Beyond #MeToo – 13 Questions

Someone asked me recently if I was considering writing a book about sexual harassment given the prevalence of the topic in the press. My response was – no. There is, however, much to say on the subject. Rather than a book, writing blog posts with numerous points to consider, seemed like a better path.  

By now, everyone is aware changes are being made in the way that organizations address sexual harassment.  How is your organization responding to workplace harassment in the post-#MeToo environment? What are some of things you should be doing, or doing differently? Here are some things to consider. 

  1. Is your organizational culture perceived to be a comfortable environment where people will bring issues about workplace behavior, harassment and other behaviors, to the forefront? If so, will these issues be addressed if they are brought forward?

  2. How do you communicate a shift in your culture if the perception is no, it’s not comfortable? You want to make employees aware that their opinion matters and that they have a stake in shaping the culture. Do you do climate surveys or town-hall type meetings where these issues are discussed? Do managers talk about them in staff meetings?

  3. Where do you set the threshold for unacceptable behavior (versus actionable harassment – behavior that meets a legal standard)? In the post-#MeToo environment, if you haven’t already done so, raise the threshold and do not tolerate unprofessional or inappropriate behavior. It’s distracting and unproductive.

  4. Are there people in the organization who are perceived to be “untouchable” – exempt from policy or law? In the post-#MeToo environment ask why this perception exist or why there are, in fact “untouchables.”

  5. Is there a neutral process to investigate complaints and are the investigators neutral? In the post-#MeToo environment, there is an expectation that investigations will happen immediately. Be sure you have appropriate investigators, internal or external, in place before a complaint is made so you can act quickly and appropriately without reacting or speeding through an investigation for the sake of speed.

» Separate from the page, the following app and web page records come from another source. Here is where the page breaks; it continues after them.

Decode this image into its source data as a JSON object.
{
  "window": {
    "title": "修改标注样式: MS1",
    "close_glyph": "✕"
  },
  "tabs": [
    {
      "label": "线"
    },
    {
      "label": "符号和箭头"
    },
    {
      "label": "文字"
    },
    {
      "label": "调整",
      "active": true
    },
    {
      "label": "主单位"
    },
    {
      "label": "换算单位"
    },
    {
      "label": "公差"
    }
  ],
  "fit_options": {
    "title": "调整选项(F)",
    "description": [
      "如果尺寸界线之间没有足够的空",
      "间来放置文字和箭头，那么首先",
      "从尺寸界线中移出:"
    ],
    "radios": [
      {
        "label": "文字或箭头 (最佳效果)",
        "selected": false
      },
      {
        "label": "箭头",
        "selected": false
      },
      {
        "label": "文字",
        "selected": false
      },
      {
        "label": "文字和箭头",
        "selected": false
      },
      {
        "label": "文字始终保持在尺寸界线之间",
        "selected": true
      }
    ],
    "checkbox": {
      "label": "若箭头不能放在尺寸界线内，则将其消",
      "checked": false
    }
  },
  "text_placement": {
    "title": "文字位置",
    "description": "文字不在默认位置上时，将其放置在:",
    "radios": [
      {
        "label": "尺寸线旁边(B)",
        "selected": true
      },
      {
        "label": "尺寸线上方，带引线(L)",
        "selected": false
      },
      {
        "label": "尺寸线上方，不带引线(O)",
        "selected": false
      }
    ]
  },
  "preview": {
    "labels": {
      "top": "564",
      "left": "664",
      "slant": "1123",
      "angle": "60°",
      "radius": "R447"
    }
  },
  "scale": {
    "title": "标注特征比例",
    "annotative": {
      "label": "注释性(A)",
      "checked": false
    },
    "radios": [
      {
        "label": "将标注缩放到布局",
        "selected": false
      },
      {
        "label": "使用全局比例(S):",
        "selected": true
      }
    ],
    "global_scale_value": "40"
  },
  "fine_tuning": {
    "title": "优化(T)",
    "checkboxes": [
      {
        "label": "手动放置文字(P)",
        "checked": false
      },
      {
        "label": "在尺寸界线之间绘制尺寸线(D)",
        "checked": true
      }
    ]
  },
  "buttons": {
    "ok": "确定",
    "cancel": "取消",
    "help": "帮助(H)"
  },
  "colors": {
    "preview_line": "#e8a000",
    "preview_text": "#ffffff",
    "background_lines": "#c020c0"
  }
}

  6. Assuming there is a process, do you employees know it exists and understand how to file a complaint? Have you considered issues specific to your organization or industry – remote employees, non-English speakers, employees with frequent customer contact, to name a few? Its important employees understand your policies and complaint procedures. 

  7. If harassment is determined to exist does the punishment fit the crime? The post-#MeToo environment with high profile situations covered in the media has given rise to the expectation that all behavior that is determined to be harassment must result in termination. Any management action you take should be proportional to the seriousness of the behavior – and not all behavior is equal. 

The Equal Employment Opportunity Commission published a report on its study of workplace harassment in June 2016. If you’re interested in reading the report, you can find a copy at

And if you missed it, be sure to read our post from February 13 – Compliance or Common Sense, at

No comments ()


Managing people is the most challenging part of any leader's day. And that job certainly is not getting any easier. The Big Book of HR will provide any HR professional, manager, or business owner of any size organization the information they need to get the most from their talent. It is filled with information on everything from the most strategic HR-related issues to the smallest tactical detail of how to manage people.